189 F2d 791 Merritt-Chapman Scott Corp v. Willard

189 F.2d 791

WILLARD et al.

No. 251.

Docket 21989.

United States Court of Appeals Second Circuit.

Argued May 7, 1951.

Decided June 6, 1951.

Galli & Locker, New York City, Urban S. Mulvehill, New York City, of counsel, for appellants.

Frank J. Parker, U. S. Atty. and Irving P. Kartell, Asst. U. S. Atty., Brooklyn, N. Y., William S. Tyson, Solicitor, Ward E. Boote, Assistant Solicitor, Herbert P. Miller, Washington, D. C., and Philip J. Lesser, New York City, Attorneys, United States Department of Labor, Employees' Compensation Division, of counsel, for appellees.

Before SWAN, Chief Judge and AUGUSTUS N. HAND and CLARK, Circuit Judges.


view counter
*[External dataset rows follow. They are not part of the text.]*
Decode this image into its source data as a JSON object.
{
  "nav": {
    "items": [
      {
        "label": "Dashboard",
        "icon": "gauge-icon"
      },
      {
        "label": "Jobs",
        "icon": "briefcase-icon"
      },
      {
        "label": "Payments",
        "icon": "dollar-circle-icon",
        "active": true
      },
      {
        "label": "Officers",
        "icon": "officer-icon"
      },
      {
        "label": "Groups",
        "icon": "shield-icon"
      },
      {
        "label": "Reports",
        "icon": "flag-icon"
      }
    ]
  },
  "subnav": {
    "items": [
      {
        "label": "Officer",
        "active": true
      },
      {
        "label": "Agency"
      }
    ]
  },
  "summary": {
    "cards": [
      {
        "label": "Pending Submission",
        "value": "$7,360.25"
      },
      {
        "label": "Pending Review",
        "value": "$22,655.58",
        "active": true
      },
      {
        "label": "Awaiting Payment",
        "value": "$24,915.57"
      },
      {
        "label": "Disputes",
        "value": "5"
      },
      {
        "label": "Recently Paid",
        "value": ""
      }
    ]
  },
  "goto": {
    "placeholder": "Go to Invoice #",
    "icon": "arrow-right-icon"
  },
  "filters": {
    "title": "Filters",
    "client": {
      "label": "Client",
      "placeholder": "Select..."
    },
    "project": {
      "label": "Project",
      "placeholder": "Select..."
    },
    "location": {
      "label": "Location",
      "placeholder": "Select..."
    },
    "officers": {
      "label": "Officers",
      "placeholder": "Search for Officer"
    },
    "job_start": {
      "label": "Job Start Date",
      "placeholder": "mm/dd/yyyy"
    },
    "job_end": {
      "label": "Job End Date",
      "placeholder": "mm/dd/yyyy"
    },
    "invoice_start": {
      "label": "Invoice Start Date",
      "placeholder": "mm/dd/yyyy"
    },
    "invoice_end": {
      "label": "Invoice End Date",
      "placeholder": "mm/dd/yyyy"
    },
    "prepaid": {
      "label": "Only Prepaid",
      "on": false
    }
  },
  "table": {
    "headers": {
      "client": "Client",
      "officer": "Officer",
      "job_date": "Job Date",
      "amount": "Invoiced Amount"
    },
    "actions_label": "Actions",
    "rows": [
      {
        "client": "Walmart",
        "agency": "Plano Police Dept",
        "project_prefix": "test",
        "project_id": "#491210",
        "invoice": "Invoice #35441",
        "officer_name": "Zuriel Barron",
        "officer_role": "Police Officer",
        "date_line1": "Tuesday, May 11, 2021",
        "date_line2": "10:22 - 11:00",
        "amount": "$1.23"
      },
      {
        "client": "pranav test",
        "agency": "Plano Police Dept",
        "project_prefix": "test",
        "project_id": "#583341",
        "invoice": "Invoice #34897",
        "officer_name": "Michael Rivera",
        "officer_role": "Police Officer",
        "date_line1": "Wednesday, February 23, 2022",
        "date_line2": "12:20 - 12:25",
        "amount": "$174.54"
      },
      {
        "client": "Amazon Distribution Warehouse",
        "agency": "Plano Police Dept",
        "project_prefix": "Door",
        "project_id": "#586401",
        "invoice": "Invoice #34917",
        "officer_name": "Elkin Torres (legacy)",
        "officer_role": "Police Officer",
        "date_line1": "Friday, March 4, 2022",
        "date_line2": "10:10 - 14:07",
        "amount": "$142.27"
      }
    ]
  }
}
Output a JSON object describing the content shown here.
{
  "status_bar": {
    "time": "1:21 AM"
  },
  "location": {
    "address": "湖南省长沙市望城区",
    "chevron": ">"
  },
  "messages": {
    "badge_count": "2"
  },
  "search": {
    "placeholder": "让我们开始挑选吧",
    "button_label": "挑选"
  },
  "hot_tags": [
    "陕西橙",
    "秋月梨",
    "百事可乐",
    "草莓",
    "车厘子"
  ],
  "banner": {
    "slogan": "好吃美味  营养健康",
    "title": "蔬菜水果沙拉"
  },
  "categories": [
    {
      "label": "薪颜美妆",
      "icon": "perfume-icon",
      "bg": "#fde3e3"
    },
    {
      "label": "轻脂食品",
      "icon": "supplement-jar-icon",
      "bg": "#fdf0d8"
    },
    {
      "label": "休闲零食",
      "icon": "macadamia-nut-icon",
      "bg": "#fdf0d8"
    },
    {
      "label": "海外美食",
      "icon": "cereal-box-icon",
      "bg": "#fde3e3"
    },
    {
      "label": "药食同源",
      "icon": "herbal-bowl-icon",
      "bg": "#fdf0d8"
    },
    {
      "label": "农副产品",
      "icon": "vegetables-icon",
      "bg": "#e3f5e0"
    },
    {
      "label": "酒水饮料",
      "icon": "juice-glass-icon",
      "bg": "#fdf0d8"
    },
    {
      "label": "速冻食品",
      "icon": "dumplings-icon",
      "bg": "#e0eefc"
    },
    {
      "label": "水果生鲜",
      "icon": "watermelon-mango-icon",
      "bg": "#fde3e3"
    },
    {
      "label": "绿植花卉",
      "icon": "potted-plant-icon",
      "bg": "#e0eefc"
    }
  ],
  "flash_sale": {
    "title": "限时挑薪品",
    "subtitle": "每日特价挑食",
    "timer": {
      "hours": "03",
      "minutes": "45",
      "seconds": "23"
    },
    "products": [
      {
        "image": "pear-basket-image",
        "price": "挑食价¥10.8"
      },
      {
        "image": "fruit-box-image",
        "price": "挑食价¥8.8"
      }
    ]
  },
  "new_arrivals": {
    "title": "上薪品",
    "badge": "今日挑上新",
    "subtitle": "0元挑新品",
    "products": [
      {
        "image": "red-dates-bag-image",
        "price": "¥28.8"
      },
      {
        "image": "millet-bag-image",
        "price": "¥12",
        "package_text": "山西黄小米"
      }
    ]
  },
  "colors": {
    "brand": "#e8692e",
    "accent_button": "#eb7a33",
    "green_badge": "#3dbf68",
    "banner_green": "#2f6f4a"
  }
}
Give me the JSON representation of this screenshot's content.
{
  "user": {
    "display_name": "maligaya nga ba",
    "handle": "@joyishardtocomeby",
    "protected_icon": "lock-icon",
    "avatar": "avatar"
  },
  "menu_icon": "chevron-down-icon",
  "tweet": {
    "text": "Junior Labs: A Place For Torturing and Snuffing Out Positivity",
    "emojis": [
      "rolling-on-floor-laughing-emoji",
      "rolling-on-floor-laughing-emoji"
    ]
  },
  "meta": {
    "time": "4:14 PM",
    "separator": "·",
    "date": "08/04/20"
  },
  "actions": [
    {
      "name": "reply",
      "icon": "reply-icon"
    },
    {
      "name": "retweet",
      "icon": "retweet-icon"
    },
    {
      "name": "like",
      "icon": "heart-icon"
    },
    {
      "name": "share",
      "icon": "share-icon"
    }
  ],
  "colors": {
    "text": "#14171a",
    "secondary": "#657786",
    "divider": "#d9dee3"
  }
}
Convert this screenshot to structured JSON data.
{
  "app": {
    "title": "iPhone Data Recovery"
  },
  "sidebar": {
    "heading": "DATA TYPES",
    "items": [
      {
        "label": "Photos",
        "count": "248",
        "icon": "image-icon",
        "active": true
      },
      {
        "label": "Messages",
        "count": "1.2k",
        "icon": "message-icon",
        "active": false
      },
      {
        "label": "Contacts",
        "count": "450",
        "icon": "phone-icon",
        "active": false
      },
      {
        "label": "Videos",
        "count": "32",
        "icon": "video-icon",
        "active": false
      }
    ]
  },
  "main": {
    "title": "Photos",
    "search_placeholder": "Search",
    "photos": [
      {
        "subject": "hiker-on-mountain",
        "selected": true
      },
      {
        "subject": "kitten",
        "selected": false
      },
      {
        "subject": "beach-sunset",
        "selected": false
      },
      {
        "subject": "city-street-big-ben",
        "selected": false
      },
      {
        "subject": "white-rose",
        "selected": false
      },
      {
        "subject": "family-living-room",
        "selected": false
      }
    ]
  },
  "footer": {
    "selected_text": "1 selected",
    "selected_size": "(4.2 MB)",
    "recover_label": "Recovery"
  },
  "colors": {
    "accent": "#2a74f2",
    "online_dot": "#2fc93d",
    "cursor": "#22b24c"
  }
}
The question presented by this appeal is whether Thomas Nilsen, the deceased employee of Merritt-Chapman & Scott Corporation, was a member of the crew of the employer's derrick vessel "Commander," when he sustained the injury — a fall from a bosun's chair — which resulted in his death on February 26, 1946. The Deputy Commissioner answered this question in the negative, and accordingly found the employee to be within the coverage of the Act, 33 U.S.C.A. § 903.


Whether an employee is to be classified as crew member or harbor worker is a question which has given rise to much litigation. Each case turns on its own facts and the administrative decision is not to be reversed if there was evidence to support it. The appellants do not challenge the Deputy Commissioner's findings of fact but contend that the undisputed facts and the inferences fairly to be drawn therefrom establish as a matter of law that Nilsen was a member of the derrick's crew; They assert that Norton v. Warner Co., 321 U.S. 565, 64 S.Ct. 747, 88 L.Ed. 430, rather than South Chicago Coal & Dock Co. v. Bassett, 309 U.S. 251, 60 S.Ct. 544, 84 L.Ed. 732, is the controlling authority to be applied in the case at bar.


The "Commander" was a nonself-propelled rigging barge with a derrick for loading and discharging heavy cargo, and at times she salvaged cargo from vessels which had foundered or lost cargo overboard. The crew consisted of captain, mate, engineer, guy-tender, and two "deck hands" of whom Nilsen was one. He had been attached to the vessel in this capacity for about ten months. He did not have and was not required to have seaman's papers; he was on a monthly payroll, paid semi-monthly, and worked from 8 A.M. to 5 P.M. five days a week, with time and one-half for overtime; he went home at night, except every third night when he stayed aboard and acted as watchman, for which he received extra pay. His duties were to place slings around cargo and at times to clean, paint, grease the fall wires, hang out lights and handle lines on the vessel; but his principal duty was to assist in the loading and discharging of heavy cargo from vessels and barges, and his other duties were incidental to his employment. At the time of his accident he was in a bosun's chair greasing the fall wires. The record does not show what else, if anything, he did on the day of the accident.


Nilsen's primary duties had to do with cargo and were such as are ordinarily performed by harbor workers. The Bassett case, 309 U.S. 251, 260, 60 S.Ct. 544, 84 L.Ed. 732, apparently makes primary duties the test. See also Wm. Spencer & Son Corp. v. Lowe, 2 Cir., 152 F.2d 847, 848. We agree with the district judge that Bassett is the controlling authority. Accordingly the judgment is affirmed.